Human Stem Cells in Curing Age-Related Macular Degeneration (AMD)
The hypothesis of the research proposed is that if human embryonic stem cells were differentiated into retinal cells before surgically being transplanted into the damaged retinas of patients with Age-Related Macular Degeneration, then normal vision will be restored.
The main aim of the proposal will be investigating the ability of the retinas in Age-Related Macular Degeneration patients to repair themselves efficiently when replaced with human embryonic stem cells.

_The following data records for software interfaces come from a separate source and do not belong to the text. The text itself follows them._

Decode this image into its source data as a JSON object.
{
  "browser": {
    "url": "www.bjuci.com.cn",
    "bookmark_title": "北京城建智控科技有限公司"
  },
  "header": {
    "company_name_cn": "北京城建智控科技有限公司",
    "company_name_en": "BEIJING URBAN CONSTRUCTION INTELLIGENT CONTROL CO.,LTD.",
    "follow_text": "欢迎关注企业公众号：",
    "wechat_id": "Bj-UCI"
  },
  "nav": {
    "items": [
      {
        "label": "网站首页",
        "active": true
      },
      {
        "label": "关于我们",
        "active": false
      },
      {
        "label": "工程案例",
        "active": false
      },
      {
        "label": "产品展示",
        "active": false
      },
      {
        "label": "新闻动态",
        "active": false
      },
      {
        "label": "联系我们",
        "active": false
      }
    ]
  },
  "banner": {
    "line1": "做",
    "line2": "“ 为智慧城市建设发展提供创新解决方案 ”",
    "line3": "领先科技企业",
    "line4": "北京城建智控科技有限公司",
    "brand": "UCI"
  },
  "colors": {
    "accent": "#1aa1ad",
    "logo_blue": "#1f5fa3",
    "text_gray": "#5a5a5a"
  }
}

Age-Related Macular Degeneration is a disease that evolves with age affecting a large number of people worldwide and is the main leading cause of blindness in the United States in elderly people. AMD mainly affects the macula that is located in the center of the retina. The macula is the main part of the eye responsible for fine vision that becomes totally impaired in AMD patients preventing them from clear vision and performing common daily tasks such as reading and driving (1).
Two forms of AMD are known: dry form (known as nonneovascular or atrophic) and wet form (known as neovascular). The Dry form results from disturbance of macular pigmentation and deposits of yellowish material under the pigment epithelial layer in retina. In the Wet form, abnormal new blood vessels start growing under the retina and leak fluid and blood (choroidal neovascularization) causing impaired macular function. This leads to loss of central vision then blindness. Ninety percent of patients with AMD have the dry form that is less likely than the wet form to cause blindness (2). Age has been the main risk factor for developing AMD; recently, other factors have been identified such as smoking, obesity, race, family history and gender (1).
Treatment options of AMD are still very limited due to the fact that there is no mechanism to detect the disease at its earliest stages. At the late stages of the disease,...